Capital City And The Nation's Capital: A Conversation

‍In this well-written and accessible book, Sam Stein explains the role of the state in creating gentrification. Over years, activists and scholars have begun to understand gentrification more as part of state and city policy: not just the result of a collection of individual choices, or cultural trends. Sam does an excellent job bringing the point of the real estate state home, and crystallizing it.

By

Amanda Huron

Planning For Justice

Samuel Stein’s "Capital City: Gentrification and the Real Estate State" is a sharp, cutting analysis of New York City’s urban planning histories, one that also helps us all understand the complexities and contradictions of the United State real estate present. While I’ve read numerous texts on US urban planning histories, this book lays it all out clearly, entwined in anti-capitalist politics and visions.

By

Erin McElroy

A New Age Or Swan Song For Radical Planning In New York City?

It was a great pleasure to read Samuel Stein’s terrific "Capital City", a work which is both depressing and inspiring. The book is depressing because it captures so well the brutal hardships of New York City’s intractable housing crisis, as well as the incapacity or unwillingness of city leaders and urban planners to deal with it. Yet the book is also inspiring as a rallying cry for a new radical urban planning that seeks to fundamentally transform cities rather than muddle along with piecemeal reforms.
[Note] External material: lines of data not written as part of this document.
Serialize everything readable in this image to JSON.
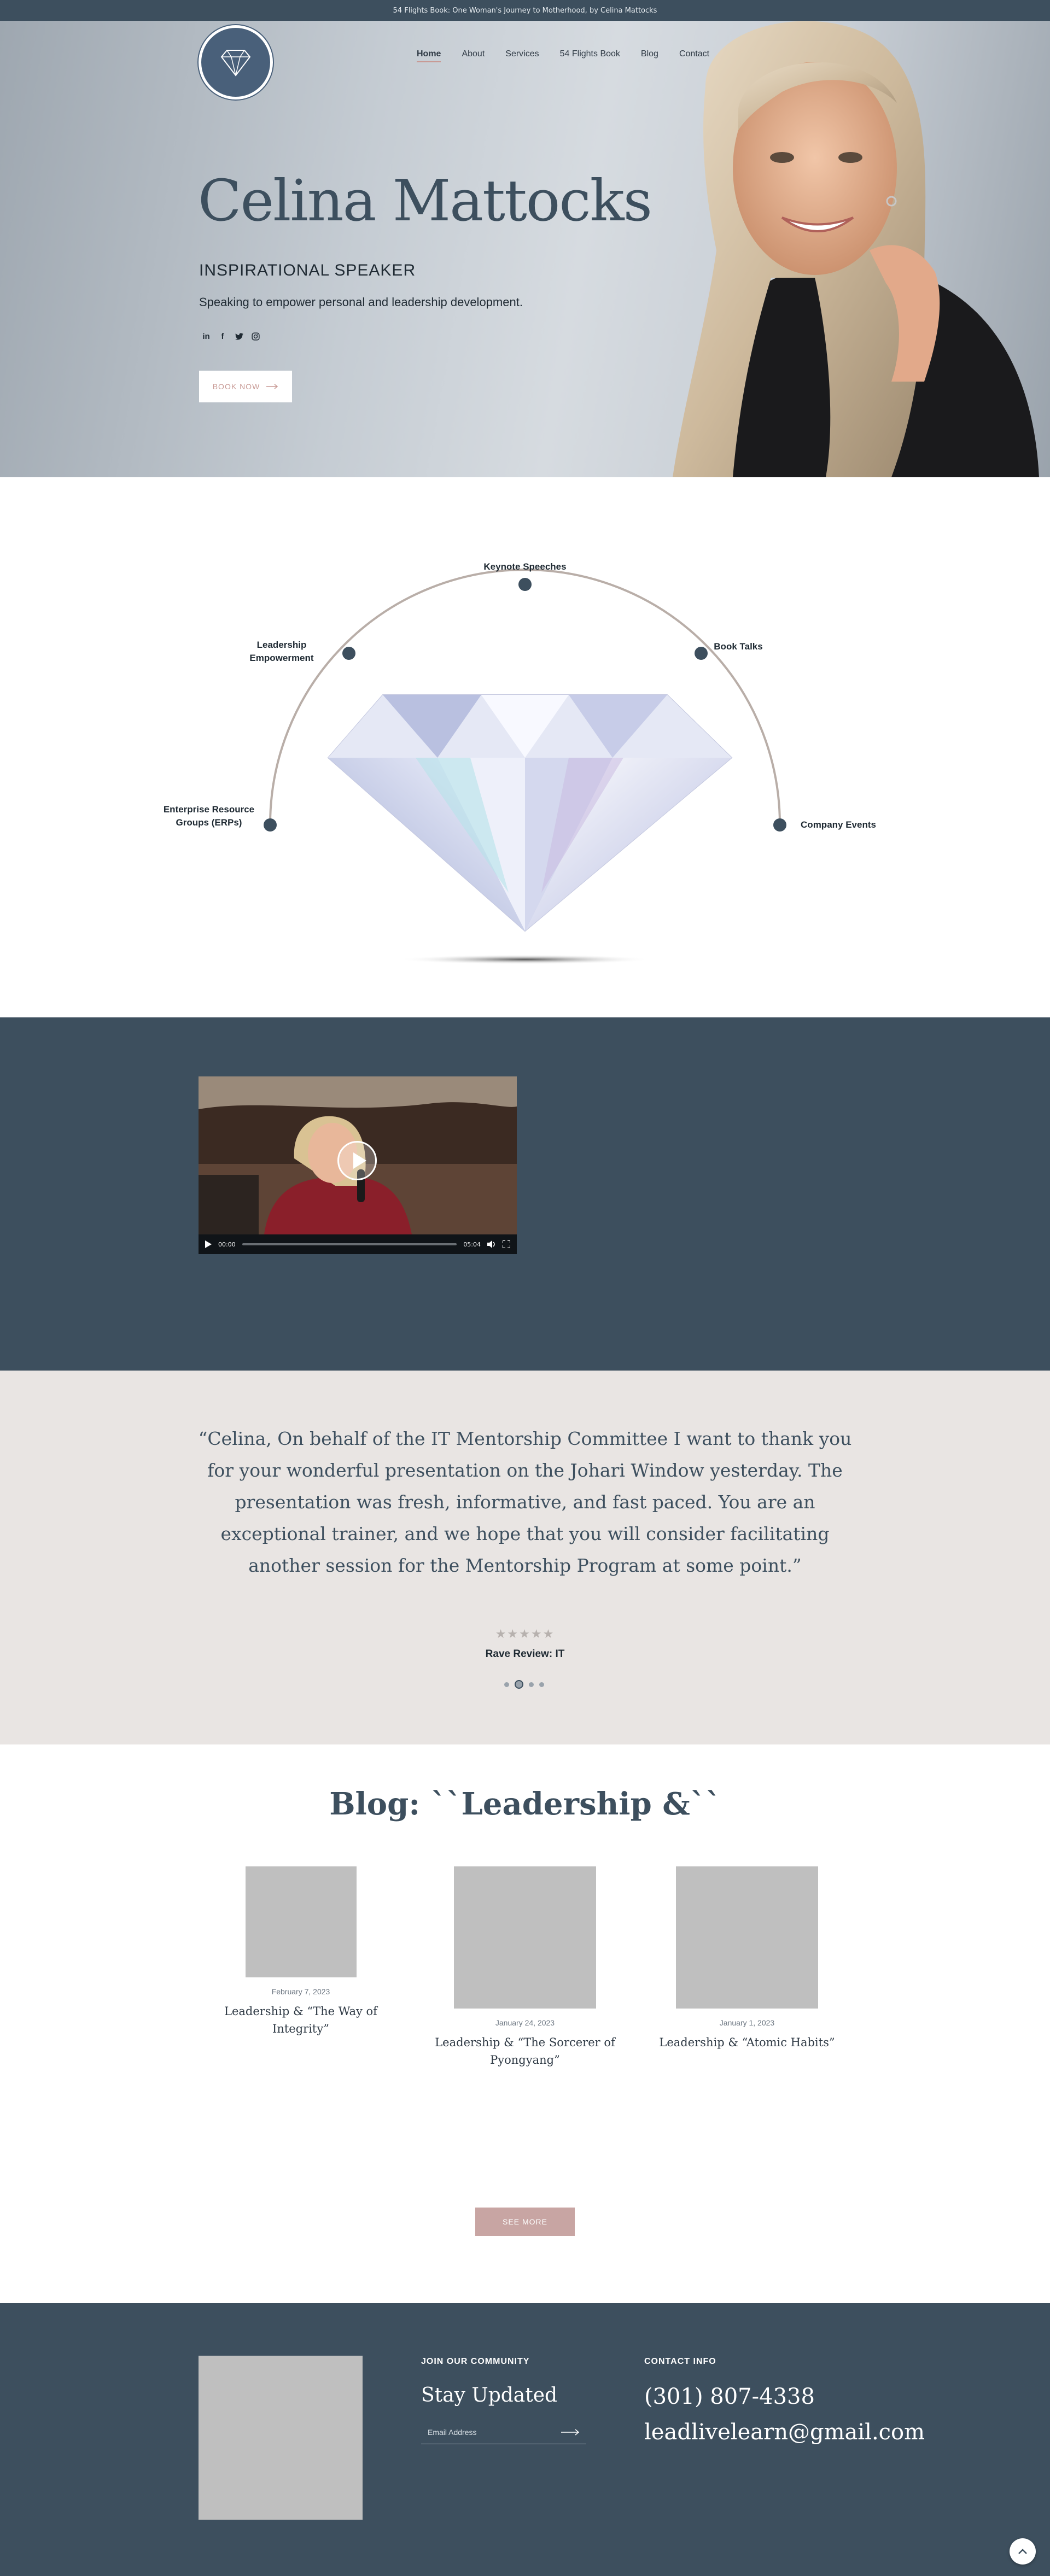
{
  "announcement": {
    "text": "54 Flights Book: One Woman's Journey to Motherhood, by Celina Mattocks"
  },
  "header": {
    "logo_alt": "Lead Live Learn",
    "nav": [
      {
        "label": "Home",
        "active": true
      },
      {
        "label": "About"
      },
      {
        "label": "Services"
      },
      {
        "label": "54 Flights Book"
      },
      {
        "label": "Blog"
      },
      {
        "label": "Contact"
      }
    ]
  },
  "hero": {
    "title": "Celina Mattocks",
    "subtitle": "INSPIRATIONAL SPEAKER",
    "tagline": "Speaking to empower personal and leadership development.",
    "socials": [
      "linkedin-icon",
      "facebook-icon",
      "twitter-icon",
      "instagram-icon"
    ],
    "cta": "BOOK NOW"
  },
  "services": {
    "items": [
      {
        "label": "Keynote Speeches"
      },
      {
        "label": "Leadership Empowerment"
      },
      {
        "label": "Book Talks"
      },
      {
        "label": "Enterprise Resource Groups (ERPs)"
      },
      {
        "label": "Company Events"
      }
    ]
  },
  "video": {
    "current_time": "00:00",
    "duration": "05:04"
  },
  "testimonial": {
    "quote": "“Celina, On behalf of the IT Mentorship Committee I want to thank you for your wonderful presentation on the Johari Window yesterday. The presentation was fresh, informative, and fast paced. You are an exceptional trainer, and we hope that you will consider facilitating another session for the Mentorship Program at some point.”",
    "stars": "★★★★★",
    "reviewer": "Rave Review: IT",
    "slides": 4,
    "active_slide": 2
  },
  "blog": {
    "title": "Blog: ``Leadership &``",
    "posts": [
      {
        "date": "February 7, 2023",
        "title": "Leadership & “The Way of Integrity”"
      },
      {
        "date": "January 24, 2023",
        "title": "Leadership & “The Sorcerer of Pyongyang”"
      },
      {
        "date": "January 1, 2023",
        "title": "Leadership & “Atomic Habits”"
      }
    ],
    "see_more": "SEE MORE"
  },
  "footer": {
    "community_heading": "JOIN OUR COMMUNITY",
    "stay_updated": "Stay Updated",
    "email_placeholder": "Email Address",
    "contact_heading": "CONTACT INFO",
    "phone": "(301) 807-4338",
    "email": "leadlivelearn@gmail.com"
  },
  "colors": {
    "navy": "#3d4f5e",
    "blush": "#c8a5a3",
    "bg_light": "#e9e5e3"
  }
}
By

Suleiman Osman

Community Organizing, Human Rights, And Capital City

Written in easily digestible language, the book has become a favorite of New York City-based community organizers and academic theorists alike. The book shines a bright spotlight on the role of urban planners in redevelopment of the city.

By

Rob Robinson

Cities, Consent, And Coercion

Stein’s (2019) eloquent, powerful analysis of the planner’s dilemma — where every good idea, intention, and accomplishment in making city life better is hijacked and harvested into the capitalization of real estate values — helps us to listen to, learn from, and mobilize the emancipatory projects of Neil Smith, Marshall Berman, Ruth Glass, Doreen Massey, Edward Said, Henri Lefebvre, and Grace Lee Boggs.

By

Elvin Wyly

Capital City: A Response

My goal in writing this book, and in purposefully posing complicated ideas in uncomplicated language, was to provide activists (or “human rights enforcers,” in Robinson’s phrase) and scholars with a set of tools to understand the massive transformations many cities are undergoing: gentrification and disinvestment, the two increasingly common and polar extremes of geographically uneven development.

By

Samuel Stein